SetPoint Medical's bioelectronic technology.Courtesy of SetPoint Medical
Bioelectronics, generally defined, isn't new. Doctors Rune Elmqvist and Ake Senning implanted the first pacemaker in 1958. FDA approved the first spinal cord stimulator (SCS) in 1989.
While both solutions continue to help patients worldwide, smaller, more advanced technology has pushed bioelectronics into a new era. Researchers have developed novel methods to use electrical impulses to regulate the brain and/or nervous system, resulting in highly targeted, effective treatment.
"While SCS benefits last as long as the device stimulates, and the pacemaker continually keeps the heart on path, we treat and hope to modify the core underlying disease," said Anthony Arnold, CEO of SetPoint Medical, which develops bioelectronic therapy for chronic inflammatory diseases such as rheumatoid arthritis and Crohn's Disease. "Our device delivers a one- to four-minute dose per day—much like a drug—and then the body takes over."
Unlike a drug, SetPoint's device and others don't course through the bloodstream, causing unwanted side effects. This advantage, combined with an aging population, a rise in chronic disease and a move toward personalized medicine, has led to a new current of bioelectronics interest.
"This industry has the potential to disrupt the healthcare market," said Natasha Russkina, vice president of business development and corporate finance for BioSig Technologies. "We have large patient population with unmet clinical needs. We've seen significant breakthroughs in pharmaceuticals, but for a lot of people, they don't work. And often they don’t heal the underlying issue. Bioelectronic medicine explores how targeted electrical signals can harness the body’s natural mechanisms to diagnose and treat a range of diseases, thus essentially helping the body heal itself. With SCS alone, we've already seen people get their lives back."
GSK's Ambitious Investment
Bioelectronics got a jolt of attention when GlaxoSmithKline (GSK) and Google's Verily Life Sciences, an Alphabet company, teamed to form Galvani Bioelectronics. The two companies plan to invest about $700 million over seven years.
“Together, we can rapidly accelerate the pace of progress in this exciting field to develop innovative medicines that truly speak the electrical language of the body," said Moncef Slaoui, GSK’s Chairman of Global Vaccines.
Initial work will focus on inflammatory, metabolic and endocrine disorders, including type 2 diabetes. Galvani believes its first bioelectronic medicines could be ready within the next eight years.
Bioelectronics For Inflammation
Arnold believes SetPoint will have its platform on the market well before Galvani's estimated arrival. He's probably right.
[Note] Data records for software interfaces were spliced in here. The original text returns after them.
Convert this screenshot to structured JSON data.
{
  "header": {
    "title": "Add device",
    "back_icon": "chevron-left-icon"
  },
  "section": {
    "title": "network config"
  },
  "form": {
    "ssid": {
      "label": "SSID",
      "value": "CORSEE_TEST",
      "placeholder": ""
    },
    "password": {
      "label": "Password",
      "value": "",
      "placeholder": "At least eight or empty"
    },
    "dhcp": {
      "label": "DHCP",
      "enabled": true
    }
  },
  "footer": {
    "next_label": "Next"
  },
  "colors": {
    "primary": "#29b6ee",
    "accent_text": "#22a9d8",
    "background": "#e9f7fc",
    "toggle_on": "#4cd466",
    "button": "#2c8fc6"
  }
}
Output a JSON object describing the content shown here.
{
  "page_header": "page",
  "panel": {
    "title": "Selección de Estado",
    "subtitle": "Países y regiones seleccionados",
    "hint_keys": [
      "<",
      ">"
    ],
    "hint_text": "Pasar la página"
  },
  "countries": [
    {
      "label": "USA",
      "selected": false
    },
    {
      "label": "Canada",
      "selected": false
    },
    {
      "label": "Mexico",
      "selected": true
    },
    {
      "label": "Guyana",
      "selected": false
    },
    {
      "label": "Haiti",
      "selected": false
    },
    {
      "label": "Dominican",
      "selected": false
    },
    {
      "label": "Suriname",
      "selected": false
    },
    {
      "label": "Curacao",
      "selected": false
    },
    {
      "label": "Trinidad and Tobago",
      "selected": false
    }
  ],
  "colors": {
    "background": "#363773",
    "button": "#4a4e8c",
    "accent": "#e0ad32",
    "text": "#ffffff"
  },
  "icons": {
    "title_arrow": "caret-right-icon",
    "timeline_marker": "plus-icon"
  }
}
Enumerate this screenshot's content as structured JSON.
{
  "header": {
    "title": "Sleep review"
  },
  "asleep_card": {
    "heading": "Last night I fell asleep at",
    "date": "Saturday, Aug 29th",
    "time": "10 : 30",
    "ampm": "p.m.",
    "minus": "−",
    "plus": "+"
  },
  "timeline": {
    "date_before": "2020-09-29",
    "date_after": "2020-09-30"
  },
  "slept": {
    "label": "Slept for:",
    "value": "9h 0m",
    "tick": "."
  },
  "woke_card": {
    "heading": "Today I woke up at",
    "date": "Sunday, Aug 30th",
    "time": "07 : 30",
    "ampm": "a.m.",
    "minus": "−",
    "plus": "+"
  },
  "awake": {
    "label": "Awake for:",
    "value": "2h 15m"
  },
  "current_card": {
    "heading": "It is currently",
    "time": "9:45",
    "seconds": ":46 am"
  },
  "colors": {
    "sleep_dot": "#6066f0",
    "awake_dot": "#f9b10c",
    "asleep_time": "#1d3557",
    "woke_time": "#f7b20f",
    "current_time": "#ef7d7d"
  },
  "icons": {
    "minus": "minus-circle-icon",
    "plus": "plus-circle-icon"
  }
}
In June, the company announced positive clinical results from a proof-of-concept study using bioelectronic technology to treat Crohn's Disease. Results showed more than 60% of patients achieved significant disease reduction.
Arnold says SetPoint is currently evaluating the system in U.S. clinical studies. The company estimates it will receive FDA clearance in the next few years.
SetPoint bases its platform on the Inflammatory Reflex, a mechanism discovered by SetPoint cofounder Kevin Tracy. The Inflammatory Reflex regulates the immune system by way of the central nervous system. By activating the Inflammatory Reflex with targeted electrical pulses to the vagus nerve, the body produces a systemic anti-inflammatory response.
"In patients with Crohn's or RA, the body is imbalanced," said Arnold. "Our technology is designed to regulate the body’s response by helping drive the biology to do its own job."
Clinical trial subjects receive a tiny rechargeable implant on the left vagus nerve. An iPad control application allows physicians to administer and manage electric doses.
Improving Signal Fidelity
Although BioSig's Pure EP doesn't directly treat disease, its advanced signal processing technology has potential to improve performance of other devices. It may also improve outcomes for atrial fibrillation (Afib), and ventricular tachycardia (VT) patients.
Afib and VT's abnormal heartbeats are characterized by high-frequency electrical signals that current devices can't easily see. Pure EP records and displays these high-frequency cardiac signals while reducing background noise and artifacts so clinicians can more precisely locate the tissue to ablate.
Pure EP's advanced bioelectric signal detection got the attention of Mayo Clinic, which signed a 10-year agreement to develop Pure EP applications. "Mayo Clinic was instrumental in our product development," said Russkina. "Our collaboration is structured around intellectual property and future technology development. We plan to establish new applications based on our core signal processing technology and determine where our signal processing competency can be of biggest benefit."